Element data from apps and pages
● ● ● ● ●
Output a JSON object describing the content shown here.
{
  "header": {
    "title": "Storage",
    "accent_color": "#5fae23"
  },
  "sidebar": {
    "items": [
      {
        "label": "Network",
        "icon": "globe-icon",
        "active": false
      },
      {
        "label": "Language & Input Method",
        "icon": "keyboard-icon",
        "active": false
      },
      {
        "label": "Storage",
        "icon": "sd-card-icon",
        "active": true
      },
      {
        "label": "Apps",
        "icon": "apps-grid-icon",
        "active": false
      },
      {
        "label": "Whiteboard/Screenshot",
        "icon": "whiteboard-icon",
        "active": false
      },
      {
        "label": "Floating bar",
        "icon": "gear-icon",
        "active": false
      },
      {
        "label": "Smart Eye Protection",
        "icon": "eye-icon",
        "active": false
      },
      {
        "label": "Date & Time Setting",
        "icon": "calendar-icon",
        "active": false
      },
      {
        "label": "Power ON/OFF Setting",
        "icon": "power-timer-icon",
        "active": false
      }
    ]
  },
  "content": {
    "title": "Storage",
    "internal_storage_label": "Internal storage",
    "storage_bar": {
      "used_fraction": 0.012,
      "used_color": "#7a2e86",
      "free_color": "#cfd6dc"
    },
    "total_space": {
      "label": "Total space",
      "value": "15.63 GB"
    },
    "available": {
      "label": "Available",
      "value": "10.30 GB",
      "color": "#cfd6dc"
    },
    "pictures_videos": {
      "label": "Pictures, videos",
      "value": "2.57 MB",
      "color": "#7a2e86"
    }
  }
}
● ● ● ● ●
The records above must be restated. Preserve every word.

Result
Output a JSON object describing the content shown here.
{
  "header": {
    "title": "Storage",
    "accent_color": "#5fae23"
  },
  "sidebar": {
    "items": [
      {
        "label": "Network",
        "icon": "globe-icon",
        "active": false
      },
      {
        "label": "Language & Input Method",
        "icon": "keyboard-icon",
        "active": false
      },
      {
        "label": "Storage",
        "icon": "sd-card-icon",
        "active": true
      },
      {
        "label": "Apps",
        "icon": "apps-grid-icon",
        "active": false
      },
      {
        "label": "Whiteboard/Screenshot",
        "icon": "whiteboard-icon",
        "active": false
      },
      {
        "label": "Floating bar",
        "icon": "gear-icon",
        "active": false
      },
      {
        "label": "Smart Eye Protection",
        "icon": "eye-icon",
        "active": false
      },
      {
        "label": "Date & Time Setting",
        "icon": "calendar-icon",
        "active": false
      },
      {
        "label": "Power ON/OFF Setting",
        "icon": "power-timer-icon",
        "active": false
      }
    ]
  },
  "content": {
    "title": "Storage",
    "internal_storage_label": "Internal storage",
    "storage_bar": {
      "used_fraction": 0.012,
      "used_color": "#7a2e86",
      "free_color": "#cfd6dc"
    },
    "total_space": {
      "label": "Total space",
      "value": "15.63 GB"
    },
    "available": {
      "label": "Available",
      "value": "10.30 GB",
      "color": "#cfd6dc"
    },
    "pictures_videos": {
      "label": "Pictures, videos",
      "value": "2.57 MB",
      "color": "#7a2e86"
    }
  }
}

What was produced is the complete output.